_Aim of the exercise_
Run through the records and, wherever a line holds the word "checked", return that line.
Exercise inputs START
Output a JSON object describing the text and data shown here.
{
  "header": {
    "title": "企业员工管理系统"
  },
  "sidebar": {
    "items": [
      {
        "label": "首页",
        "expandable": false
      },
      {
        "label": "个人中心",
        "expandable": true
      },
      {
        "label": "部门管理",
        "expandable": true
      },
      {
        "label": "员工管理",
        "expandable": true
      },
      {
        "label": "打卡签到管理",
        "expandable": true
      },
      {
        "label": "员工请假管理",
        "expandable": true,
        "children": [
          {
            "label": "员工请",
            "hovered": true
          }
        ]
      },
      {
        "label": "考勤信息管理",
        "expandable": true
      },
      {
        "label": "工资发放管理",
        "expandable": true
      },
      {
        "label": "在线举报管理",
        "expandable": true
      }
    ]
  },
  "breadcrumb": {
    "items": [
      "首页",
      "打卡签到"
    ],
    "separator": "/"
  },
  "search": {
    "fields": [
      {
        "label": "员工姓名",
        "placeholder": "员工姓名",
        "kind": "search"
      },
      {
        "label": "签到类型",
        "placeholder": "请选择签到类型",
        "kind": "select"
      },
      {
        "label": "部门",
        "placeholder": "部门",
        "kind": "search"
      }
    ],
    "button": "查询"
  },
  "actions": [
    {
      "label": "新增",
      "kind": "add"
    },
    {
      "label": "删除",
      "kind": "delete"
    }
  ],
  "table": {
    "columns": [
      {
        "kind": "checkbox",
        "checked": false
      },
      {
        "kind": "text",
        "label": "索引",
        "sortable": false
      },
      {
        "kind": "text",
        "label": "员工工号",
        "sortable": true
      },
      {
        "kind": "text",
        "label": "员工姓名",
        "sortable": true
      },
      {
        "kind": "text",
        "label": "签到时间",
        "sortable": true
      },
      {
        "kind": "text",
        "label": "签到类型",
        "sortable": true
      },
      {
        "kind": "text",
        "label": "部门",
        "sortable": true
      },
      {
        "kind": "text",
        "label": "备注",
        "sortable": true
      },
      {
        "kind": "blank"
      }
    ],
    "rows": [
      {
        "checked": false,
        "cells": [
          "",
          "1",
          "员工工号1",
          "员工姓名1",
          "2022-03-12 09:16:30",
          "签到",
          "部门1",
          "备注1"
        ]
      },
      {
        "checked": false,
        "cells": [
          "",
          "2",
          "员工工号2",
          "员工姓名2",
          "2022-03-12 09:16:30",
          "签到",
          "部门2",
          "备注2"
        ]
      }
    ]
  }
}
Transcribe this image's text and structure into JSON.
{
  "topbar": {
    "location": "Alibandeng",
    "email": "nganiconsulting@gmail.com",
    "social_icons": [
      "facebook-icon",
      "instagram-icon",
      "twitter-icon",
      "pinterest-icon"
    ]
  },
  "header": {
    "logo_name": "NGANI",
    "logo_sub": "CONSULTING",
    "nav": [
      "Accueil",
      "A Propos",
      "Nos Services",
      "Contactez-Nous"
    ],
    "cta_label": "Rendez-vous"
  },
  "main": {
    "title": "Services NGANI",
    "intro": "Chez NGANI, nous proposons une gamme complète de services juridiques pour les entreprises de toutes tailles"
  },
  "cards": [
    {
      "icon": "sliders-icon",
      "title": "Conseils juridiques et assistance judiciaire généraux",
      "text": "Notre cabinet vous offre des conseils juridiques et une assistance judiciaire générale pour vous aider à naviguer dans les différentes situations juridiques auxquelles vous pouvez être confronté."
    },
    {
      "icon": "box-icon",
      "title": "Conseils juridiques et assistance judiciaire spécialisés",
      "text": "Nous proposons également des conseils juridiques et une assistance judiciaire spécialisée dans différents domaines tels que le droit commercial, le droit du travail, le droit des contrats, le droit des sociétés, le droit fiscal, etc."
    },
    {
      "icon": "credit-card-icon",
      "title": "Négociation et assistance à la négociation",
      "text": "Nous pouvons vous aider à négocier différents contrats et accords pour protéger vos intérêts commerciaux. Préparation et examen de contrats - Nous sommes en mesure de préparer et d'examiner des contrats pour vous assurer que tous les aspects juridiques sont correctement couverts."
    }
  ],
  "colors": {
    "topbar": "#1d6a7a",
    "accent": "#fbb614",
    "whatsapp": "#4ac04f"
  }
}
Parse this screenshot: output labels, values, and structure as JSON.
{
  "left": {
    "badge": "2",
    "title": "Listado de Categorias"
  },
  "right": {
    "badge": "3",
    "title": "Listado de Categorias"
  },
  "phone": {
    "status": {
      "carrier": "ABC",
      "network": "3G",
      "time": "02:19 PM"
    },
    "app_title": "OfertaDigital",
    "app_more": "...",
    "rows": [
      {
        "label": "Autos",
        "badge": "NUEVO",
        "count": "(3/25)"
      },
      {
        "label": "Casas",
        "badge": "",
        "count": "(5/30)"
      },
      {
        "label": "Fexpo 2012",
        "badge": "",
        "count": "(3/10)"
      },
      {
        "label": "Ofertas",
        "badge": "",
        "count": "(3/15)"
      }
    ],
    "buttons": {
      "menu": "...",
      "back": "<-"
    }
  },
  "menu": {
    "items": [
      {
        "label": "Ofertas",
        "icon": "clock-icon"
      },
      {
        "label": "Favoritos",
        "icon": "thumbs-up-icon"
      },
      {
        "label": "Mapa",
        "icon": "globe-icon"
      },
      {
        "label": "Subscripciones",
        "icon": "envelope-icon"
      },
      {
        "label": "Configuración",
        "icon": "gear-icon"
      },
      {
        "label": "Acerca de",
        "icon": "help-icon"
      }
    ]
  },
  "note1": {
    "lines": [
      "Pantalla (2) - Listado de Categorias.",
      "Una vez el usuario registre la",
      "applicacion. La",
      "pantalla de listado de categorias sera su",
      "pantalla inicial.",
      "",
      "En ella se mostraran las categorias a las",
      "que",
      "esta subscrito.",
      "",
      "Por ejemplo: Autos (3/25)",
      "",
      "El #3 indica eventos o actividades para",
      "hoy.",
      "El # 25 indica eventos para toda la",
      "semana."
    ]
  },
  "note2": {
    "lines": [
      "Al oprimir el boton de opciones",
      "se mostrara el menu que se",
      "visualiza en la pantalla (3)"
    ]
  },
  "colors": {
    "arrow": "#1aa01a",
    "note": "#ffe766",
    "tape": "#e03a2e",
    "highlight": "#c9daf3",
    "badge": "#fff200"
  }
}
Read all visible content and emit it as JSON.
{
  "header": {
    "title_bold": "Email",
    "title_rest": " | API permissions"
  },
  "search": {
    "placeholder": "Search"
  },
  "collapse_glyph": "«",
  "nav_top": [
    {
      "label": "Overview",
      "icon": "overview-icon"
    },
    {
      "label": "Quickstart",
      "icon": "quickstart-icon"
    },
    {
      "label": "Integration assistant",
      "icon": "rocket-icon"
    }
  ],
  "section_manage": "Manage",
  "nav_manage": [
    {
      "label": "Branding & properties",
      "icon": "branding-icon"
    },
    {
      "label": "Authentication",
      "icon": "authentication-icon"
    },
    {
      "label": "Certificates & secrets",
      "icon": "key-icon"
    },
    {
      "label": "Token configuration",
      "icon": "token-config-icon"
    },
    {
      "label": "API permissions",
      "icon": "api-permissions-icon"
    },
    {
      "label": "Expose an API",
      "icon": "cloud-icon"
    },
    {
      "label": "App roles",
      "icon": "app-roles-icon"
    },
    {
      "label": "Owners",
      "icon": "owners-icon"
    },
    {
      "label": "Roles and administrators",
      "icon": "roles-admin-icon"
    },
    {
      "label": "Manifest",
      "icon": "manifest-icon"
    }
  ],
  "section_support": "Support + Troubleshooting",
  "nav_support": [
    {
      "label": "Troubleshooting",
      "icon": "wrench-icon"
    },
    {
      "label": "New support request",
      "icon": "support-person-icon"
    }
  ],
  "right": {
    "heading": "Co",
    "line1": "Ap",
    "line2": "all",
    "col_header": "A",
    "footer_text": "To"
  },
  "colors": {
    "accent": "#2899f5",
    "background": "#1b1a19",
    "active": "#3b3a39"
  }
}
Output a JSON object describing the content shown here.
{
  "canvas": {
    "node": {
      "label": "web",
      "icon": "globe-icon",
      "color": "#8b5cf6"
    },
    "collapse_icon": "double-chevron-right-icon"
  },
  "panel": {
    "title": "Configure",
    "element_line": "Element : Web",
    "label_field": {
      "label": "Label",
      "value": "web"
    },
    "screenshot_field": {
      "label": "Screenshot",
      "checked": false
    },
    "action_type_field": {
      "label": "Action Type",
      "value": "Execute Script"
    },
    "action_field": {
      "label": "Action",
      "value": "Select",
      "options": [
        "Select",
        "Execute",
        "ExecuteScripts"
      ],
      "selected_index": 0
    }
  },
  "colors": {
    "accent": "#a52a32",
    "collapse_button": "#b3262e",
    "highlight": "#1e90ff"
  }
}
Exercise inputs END
_Exercise answer_
        "checked": false
        "checked": false,
        "checked": false,
      "checked": false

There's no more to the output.